Can you tell if a product is standardized by looking at the label?

Yes, the extract is standardized if the concentration of the active ingredients in it is controlled. These are some examples:


We hope you can now make a better decision the next time you shop for herbal supplements. At Refine Naturals, we realize that not all natural health supplements are created equal. We concentrate our expertise in choosing quality and evidence backed medicinal as well as non-medicinal ingredients.

At Refine Naturals: We believe “You Deserve Better than FINE!”

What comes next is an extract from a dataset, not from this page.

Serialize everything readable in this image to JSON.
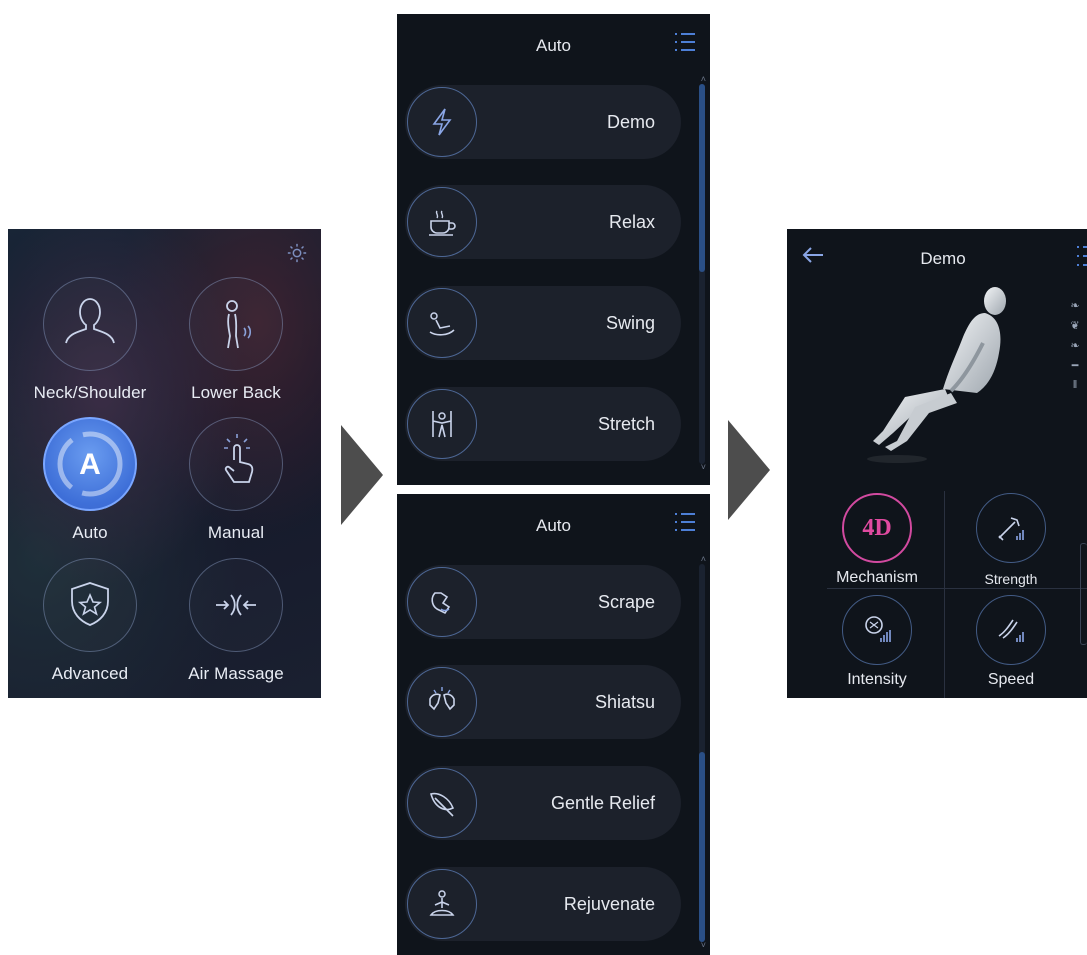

  1. Russell A. Federal oversight of natural health products leaving Canadians at risk: report [Internet]. Glob. News2021 [cited 2021 Jul 6];Available from:
  2. Panossian A, Wikman G, Sarris J. Rosenroot (Rhodiola rosea): Traditional use, chemical composition, pharmacology and clinical efficacy. Phytomedicine 2010;17(7):481–93.
  3. Dimpfel W, Schombert L, Panossian AG. Assessing the Quality and Potential Efficacy of Commercial Extracts of Rhodiola rosea L. by Analyzing the Salidroside and Rosavin Content and the Electrophysiological Activity in Hippocampal Long-Term Potentiation, a Synaptic Model of Memory. Front Pharmacol 2018;9:425.
  4. Nikam PH, Kareparamban J, Jadhav A, Kadam V. Future Trends in Standardization of Herbal Drugs. J Appl Pharm Sci 2012;2(6):38–44.
  5. Bansal M, Reddy MS, Kumar A. Seasonal variations in harvest index and bacoside A contents amongst accessions of Bacopa monnieri (L.) Wettst. collected from wild populations. Physiol Mol Biol Plants 2016;22(3):407–13.
  6. Southwell IA, Bourke CA. Seasonal variation in hypericin content of Hypericum perforatum L. (St. John’s Wort). Phytochemistry 2001;56(5):437–41.
  7. Kim D, Kim M, Raña GS, Han J. Seasonal Variation and Possible Biosynthetic Pathway of Ginsenosides in Korean Ginseng Panax ginseng Meyer. Molecules 2018;23(7):1824.
  8. Kunle, Folashade O, Egharevba, Omoregie H, Ahmadu, Ochogu P. Standardization of herbal medicines - A review. Int J Biodivers Conserv 2012;4(3):101–12.